+++ Extracted records
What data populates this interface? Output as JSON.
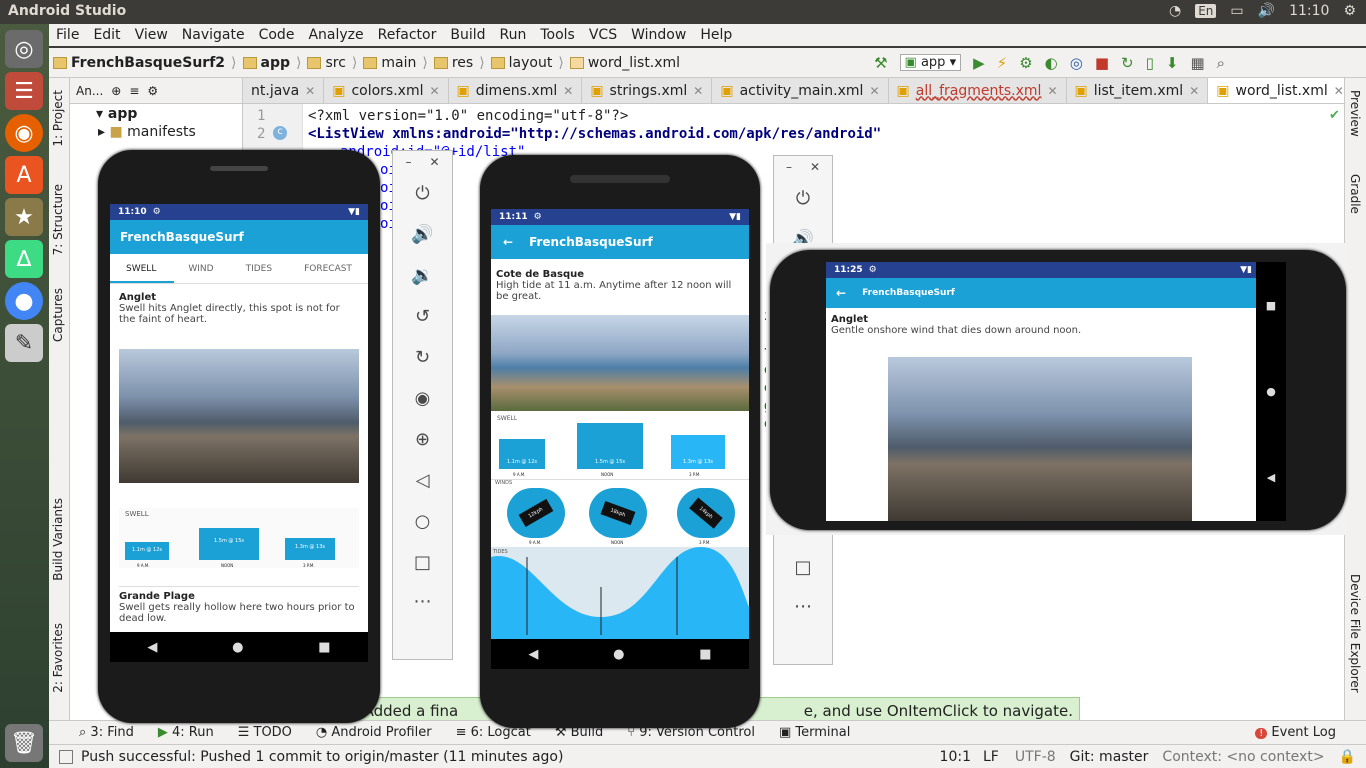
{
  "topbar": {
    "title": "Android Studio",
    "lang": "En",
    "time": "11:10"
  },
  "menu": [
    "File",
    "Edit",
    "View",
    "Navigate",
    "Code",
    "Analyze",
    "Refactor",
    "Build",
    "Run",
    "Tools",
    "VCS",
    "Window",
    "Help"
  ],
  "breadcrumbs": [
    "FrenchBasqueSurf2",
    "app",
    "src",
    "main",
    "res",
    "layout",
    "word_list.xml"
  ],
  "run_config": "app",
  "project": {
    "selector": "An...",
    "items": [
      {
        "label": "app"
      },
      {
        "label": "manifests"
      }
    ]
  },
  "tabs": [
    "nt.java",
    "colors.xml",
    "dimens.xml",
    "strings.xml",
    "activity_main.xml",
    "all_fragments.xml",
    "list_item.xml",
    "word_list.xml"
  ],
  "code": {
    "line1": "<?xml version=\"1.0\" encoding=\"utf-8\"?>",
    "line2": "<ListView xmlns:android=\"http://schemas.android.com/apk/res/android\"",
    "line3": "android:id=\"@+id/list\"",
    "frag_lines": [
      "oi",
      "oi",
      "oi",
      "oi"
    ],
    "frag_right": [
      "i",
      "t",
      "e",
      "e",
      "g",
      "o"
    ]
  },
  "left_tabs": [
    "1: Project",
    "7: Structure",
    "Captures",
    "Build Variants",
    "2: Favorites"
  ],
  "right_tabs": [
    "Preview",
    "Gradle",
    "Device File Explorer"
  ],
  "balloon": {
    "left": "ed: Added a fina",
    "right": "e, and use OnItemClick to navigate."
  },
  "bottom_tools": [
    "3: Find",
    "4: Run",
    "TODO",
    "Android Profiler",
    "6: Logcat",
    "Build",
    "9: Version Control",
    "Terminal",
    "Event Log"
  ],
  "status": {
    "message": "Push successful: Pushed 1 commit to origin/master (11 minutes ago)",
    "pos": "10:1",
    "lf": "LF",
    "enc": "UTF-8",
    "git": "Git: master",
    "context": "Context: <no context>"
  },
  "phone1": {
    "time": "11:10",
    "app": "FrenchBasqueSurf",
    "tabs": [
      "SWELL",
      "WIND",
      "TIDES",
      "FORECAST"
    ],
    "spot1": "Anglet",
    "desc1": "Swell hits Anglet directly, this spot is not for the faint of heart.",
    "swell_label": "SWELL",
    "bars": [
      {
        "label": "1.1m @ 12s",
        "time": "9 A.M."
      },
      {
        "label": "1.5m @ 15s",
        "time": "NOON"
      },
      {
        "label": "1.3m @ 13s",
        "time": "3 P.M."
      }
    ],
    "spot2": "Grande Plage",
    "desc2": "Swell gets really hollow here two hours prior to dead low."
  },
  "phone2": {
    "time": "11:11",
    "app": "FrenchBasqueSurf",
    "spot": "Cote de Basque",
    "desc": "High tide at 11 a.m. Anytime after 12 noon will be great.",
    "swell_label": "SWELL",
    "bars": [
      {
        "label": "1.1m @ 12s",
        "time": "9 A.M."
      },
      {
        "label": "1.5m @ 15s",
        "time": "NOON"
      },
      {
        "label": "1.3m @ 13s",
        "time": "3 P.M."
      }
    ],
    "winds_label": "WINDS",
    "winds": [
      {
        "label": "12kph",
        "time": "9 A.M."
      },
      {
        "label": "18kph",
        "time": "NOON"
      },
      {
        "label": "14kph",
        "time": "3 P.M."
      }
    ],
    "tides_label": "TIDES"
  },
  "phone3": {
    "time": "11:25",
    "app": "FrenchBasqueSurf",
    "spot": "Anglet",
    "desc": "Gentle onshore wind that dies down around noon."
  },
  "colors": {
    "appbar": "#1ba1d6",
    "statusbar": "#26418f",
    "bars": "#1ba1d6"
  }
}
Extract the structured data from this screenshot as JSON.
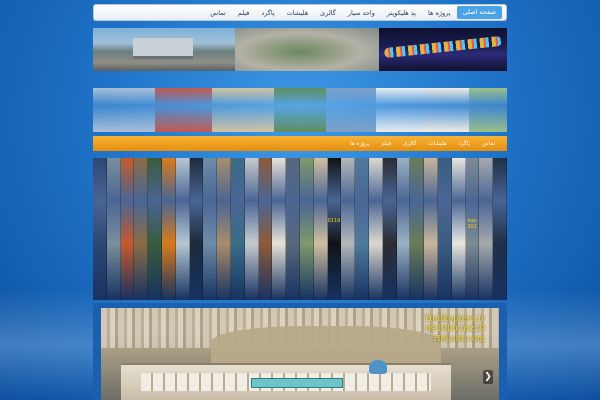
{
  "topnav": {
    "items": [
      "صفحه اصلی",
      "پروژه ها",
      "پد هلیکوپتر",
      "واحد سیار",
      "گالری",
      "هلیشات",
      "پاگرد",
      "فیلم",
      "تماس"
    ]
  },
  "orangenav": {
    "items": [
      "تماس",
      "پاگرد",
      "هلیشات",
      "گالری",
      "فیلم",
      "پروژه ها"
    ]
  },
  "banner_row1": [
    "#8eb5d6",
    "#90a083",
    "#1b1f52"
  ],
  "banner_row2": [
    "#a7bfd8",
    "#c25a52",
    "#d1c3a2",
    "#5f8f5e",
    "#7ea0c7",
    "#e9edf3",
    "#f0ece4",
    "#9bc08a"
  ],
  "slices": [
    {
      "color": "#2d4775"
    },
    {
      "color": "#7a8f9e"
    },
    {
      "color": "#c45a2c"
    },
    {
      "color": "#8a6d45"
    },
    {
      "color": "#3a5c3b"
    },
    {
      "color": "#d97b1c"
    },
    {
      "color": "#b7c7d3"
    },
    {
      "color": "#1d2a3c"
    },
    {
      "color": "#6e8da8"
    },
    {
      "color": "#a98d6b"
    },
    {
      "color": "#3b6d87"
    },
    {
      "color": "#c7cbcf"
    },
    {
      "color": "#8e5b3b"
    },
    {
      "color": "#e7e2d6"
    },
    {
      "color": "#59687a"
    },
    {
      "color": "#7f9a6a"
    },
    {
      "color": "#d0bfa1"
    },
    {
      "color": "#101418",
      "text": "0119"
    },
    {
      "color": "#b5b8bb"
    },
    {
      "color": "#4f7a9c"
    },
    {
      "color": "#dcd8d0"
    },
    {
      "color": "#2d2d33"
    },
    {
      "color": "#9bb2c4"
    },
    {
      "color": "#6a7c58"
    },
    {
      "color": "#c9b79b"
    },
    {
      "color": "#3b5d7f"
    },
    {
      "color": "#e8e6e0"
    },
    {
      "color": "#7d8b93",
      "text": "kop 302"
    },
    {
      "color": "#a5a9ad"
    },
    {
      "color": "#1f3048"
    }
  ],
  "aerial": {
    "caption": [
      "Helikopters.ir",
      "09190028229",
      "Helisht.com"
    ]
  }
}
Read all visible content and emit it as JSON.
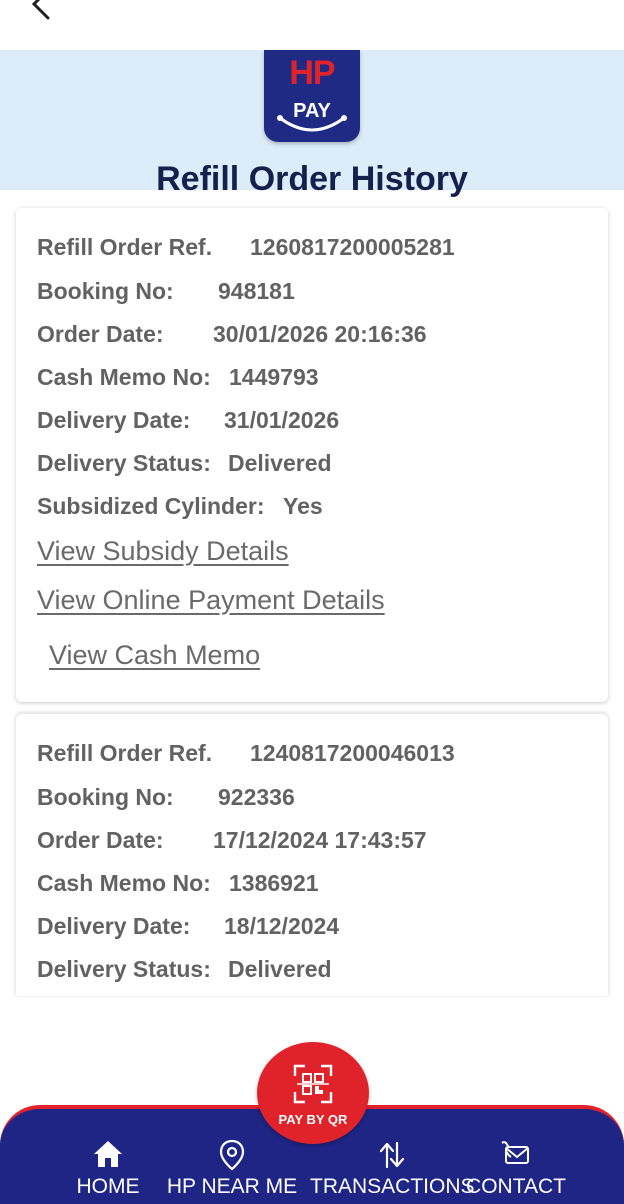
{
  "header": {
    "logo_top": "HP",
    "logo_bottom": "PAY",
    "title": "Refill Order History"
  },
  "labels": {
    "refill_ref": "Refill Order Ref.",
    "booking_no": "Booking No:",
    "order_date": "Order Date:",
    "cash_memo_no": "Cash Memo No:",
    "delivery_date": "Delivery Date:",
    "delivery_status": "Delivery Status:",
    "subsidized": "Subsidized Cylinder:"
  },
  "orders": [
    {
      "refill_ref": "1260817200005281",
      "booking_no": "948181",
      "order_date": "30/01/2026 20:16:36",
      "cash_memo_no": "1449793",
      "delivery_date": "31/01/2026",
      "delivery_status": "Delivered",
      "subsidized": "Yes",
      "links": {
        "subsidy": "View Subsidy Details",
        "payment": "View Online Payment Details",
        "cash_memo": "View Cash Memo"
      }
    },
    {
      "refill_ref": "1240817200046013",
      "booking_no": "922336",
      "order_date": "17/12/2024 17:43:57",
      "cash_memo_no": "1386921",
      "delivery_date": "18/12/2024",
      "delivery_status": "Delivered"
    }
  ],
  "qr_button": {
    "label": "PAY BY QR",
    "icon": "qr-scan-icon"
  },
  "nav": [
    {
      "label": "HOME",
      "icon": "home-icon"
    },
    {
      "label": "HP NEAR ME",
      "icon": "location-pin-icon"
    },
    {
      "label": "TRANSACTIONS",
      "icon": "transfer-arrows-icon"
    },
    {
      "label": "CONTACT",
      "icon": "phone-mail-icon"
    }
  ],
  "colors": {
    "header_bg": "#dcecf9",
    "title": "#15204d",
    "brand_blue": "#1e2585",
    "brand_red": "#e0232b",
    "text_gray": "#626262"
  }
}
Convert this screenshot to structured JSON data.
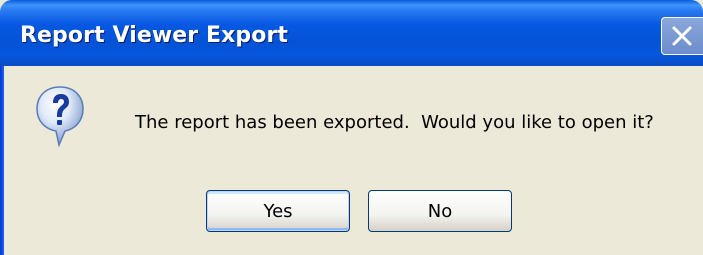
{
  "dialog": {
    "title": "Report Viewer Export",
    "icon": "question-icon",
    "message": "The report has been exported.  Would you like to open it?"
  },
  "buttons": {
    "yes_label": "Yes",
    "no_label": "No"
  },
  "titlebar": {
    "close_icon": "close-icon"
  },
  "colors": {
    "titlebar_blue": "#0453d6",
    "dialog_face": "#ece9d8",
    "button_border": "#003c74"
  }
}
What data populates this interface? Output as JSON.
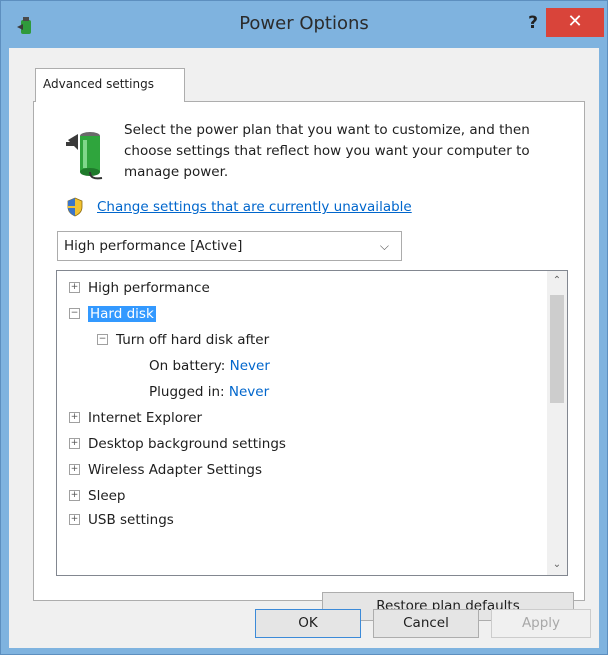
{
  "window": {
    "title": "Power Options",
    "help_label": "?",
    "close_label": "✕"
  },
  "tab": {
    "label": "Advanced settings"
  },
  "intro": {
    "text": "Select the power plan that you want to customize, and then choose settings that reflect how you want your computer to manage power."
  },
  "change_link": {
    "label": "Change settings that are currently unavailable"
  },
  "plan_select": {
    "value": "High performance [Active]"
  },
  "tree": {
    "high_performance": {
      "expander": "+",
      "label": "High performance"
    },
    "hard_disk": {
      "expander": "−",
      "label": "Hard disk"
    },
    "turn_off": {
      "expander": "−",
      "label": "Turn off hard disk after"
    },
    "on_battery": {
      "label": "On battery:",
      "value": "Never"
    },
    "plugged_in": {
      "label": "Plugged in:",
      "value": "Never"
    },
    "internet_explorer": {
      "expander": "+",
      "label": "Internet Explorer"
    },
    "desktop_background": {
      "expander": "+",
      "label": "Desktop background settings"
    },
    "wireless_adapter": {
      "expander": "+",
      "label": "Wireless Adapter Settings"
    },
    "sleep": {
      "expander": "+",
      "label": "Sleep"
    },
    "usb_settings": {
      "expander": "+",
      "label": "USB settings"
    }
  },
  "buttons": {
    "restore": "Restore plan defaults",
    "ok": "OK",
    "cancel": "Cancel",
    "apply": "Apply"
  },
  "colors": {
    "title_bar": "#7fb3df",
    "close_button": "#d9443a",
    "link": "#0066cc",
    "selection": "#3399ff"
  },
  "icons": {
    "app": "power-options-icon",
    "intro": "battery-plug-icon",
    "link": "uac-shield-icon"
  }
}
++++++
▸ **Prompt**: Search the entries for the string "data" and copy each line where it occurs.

▸ **Response to the task**:
What data populates this interface? Output as JSON.
Extract the structured data from this screenshot as JSON.
Convert this screenshot to structured JSON data.
What data populates this interface? Output as JSON.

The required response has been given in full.